  • 1. Y490 Politics of the Internet September 24, 2009

2. Digital Divide

  • Gap in computer and Internet use across various social groups
  • Who is included and who is excluded and what are the consequences?
  • How stable over time?
  • What should be done about it?

3. Major Documents/Books/Reports

  • Falling Through the Net(1998)
  • Benjamin Compaine ,Bridging the Digital Divide(2001)
  • Pippa Norris ,Digital Divide(2001)
  • Jan van Dijk ,The Deepening Divide (2005)

4. Barriers to Access: Jan Van Dijk and Joseph Hacker

  • Lack of elementary digital experience caused by lack of interest, computer anxiety, and unattractiveness of new technology (mental access)
  • Lack of material access
  • Lack of digital skills (skills access)
  • Lack of significant usage opportunities (usage access)

5. Individual-Level Barriers to Access

  • Language
  • Basic Literacy
  • Electronic literacy

6. Income and Race in the US 7. Key Variables

  • Economic Development
  • Availability of telephones, computers
  • Competition in telecom markets
  • Human capital formation
  • Type of regime (authoritarian vs. democratic)

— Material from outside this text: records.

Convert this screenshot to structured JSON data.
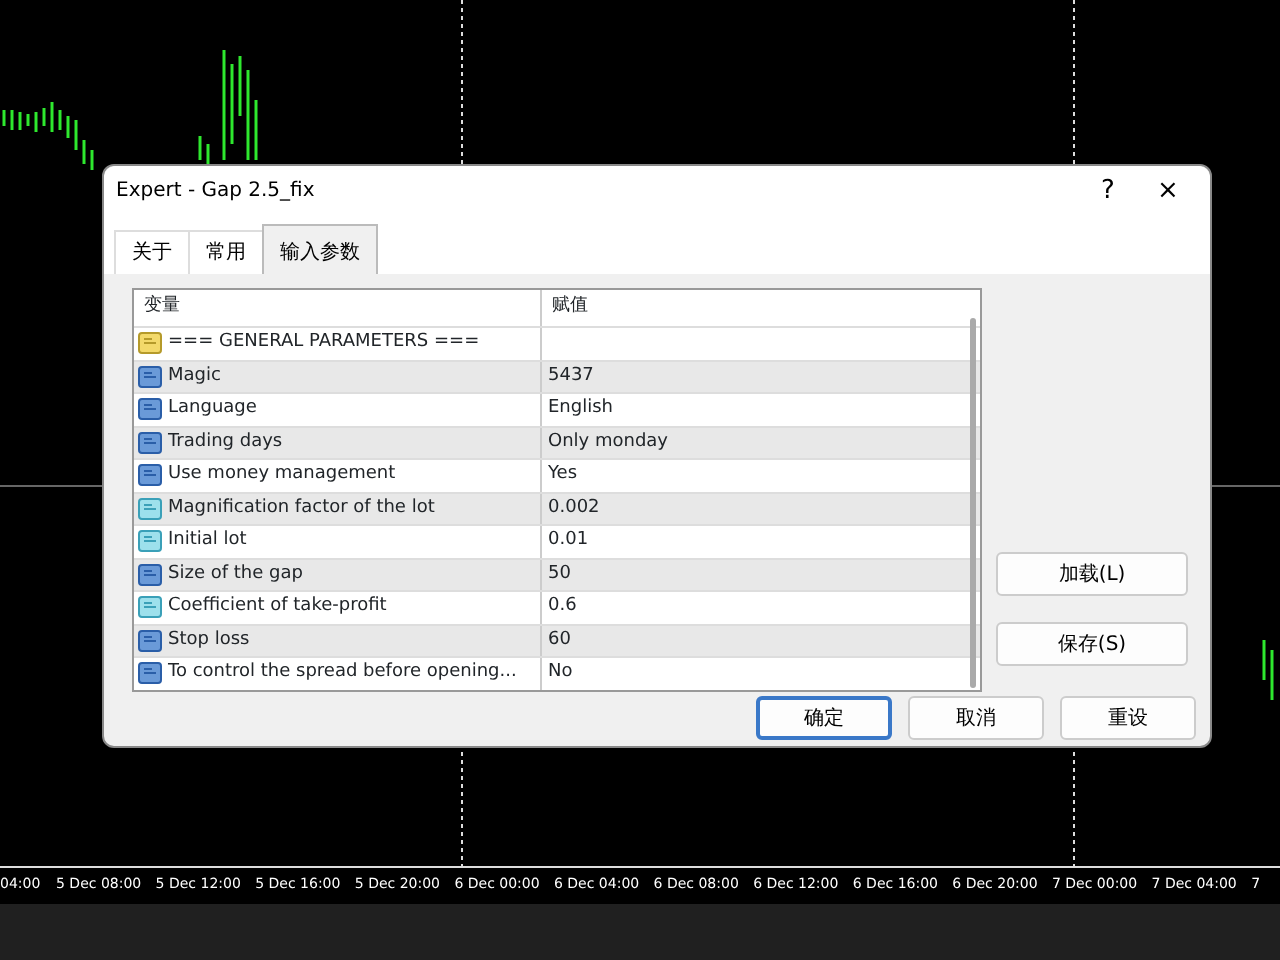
{
  "window": {
    "title": "Expert - Gap 2.5_fix",
    "help": "?",
    "close": "×"
  },
  "tabs": [
    {
      "label": "关于",
      "selected": false
    },
    {
      "label": "常用",
      "selected": false
    },
    {
      "label": "输入参数",
      "selected": true
    }
  ],
  "table": {
    "columns": [
      "变量",
      "赋值"
    ],
    "rows": [
      {
        "kind": "string",
        "variable": "=== GENERAL PARAMETERS ===",
        "value": ""
      },
      {
        "kind": "int",
        "variable": "Magic",
        "value": "5437"
      },
      {
        "kind": "int",
        "variable": "Language",
        "value": "English"
      },
      {
        "kind": "int",
        "variable": "Trading days",
        "value": "Only monday"
      },
      {
        "kind": "int",
        "variable": "Use money management",
        "value": "Yes"
      },
      {
        "kind": "double",
        "variable": "Magnification factor of the lot",
        "value": "0.002"
      },
      {
        "kind": "double",
        "variable": "Initial lot",
        "value": "0.01"
      },
      {
        "kind": "int",
        "variable": "Size of the gap",
        "value": "50"
      },
      {
        "kind": "double",
        "variable": "Coefficient of take-profit",
        "value": "0.6"
      },
      {
        "kind": "int",
        "variable": "Stop loss",
        "value": "60"
      },
      {
        "kind": "int",
        "variable": "To control the spread before opening...",
        "value": "No"
      }
    ]
  },
  "side_buttons": [
    "加载(L)",
    "保存(S)"
  ],
  "buttons": [
    {
      "label": "确定",
      "default": true
    },
    {
      "label": "取消",
      "default": false
    },
    {
      "label": "重设",
      "default": false
    }
  ],
  "time_axis": [
    "04:00",
    "5 Dec 08:00",
    "5 Dec 12:00",
    "5 Dec 16:00",
    "5 Dec 20:00",
    "6 Dec 00:00",
    "6 Dec 04:00",
    "6 Dec 08:00",
    "6 Dec 12:00",
    "6 Dec 16:00",
    "6 Dec 20:00",
    "7 Dec 00:00",
    "7 Dec 04:00",
    "7"
  ]
}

8. Map of Global Digital Divide 9. 10. Sources:World Development Report, 2006 and 2007. Computer Use (per 100 people)Internet Use (per 100 people) Developing Countries 2.52.6 Least Developed Countries 0.3 0.2 Arab States 2.1 1.6 East Asia and the Pacific 3.3 4.1 Latin America and the Caribbean 5.9 4.9 South Asia 0.8 0.6 Sub-Saharan Africa 1.2 0.8 Central & Eastern Europe & CIS 5.5 4.3 OECD 36.3 33.2 High-income OECD 43.7 40 11. Telephone Lines 12. Mobile Telephones 13. Internet Users 14. Broadband vs. Dial-Up

  • Broadband accentuates the digital divide
  • Average monthly cost $40-45 is too high for many poor families
  • Higher speeds translate into higher costs generally
  • Dial-up users limited in ability to create new content (vs. passive use of existing content)

15. Broadband/Dialup Gaps 16. Regional Broadband Speeds 17. BroadbandCensus.com

  • The country needs to know where high-speed Internet service is available and where it isn't. And that is just the first step.
  • Next, consumers need to know the extent of broadband competition in their local area. They need to know the names of the carriers that offer broadband, the speeds they offer, and the prices they charge.
  • BroadbandCensus.comintends to fill this gap.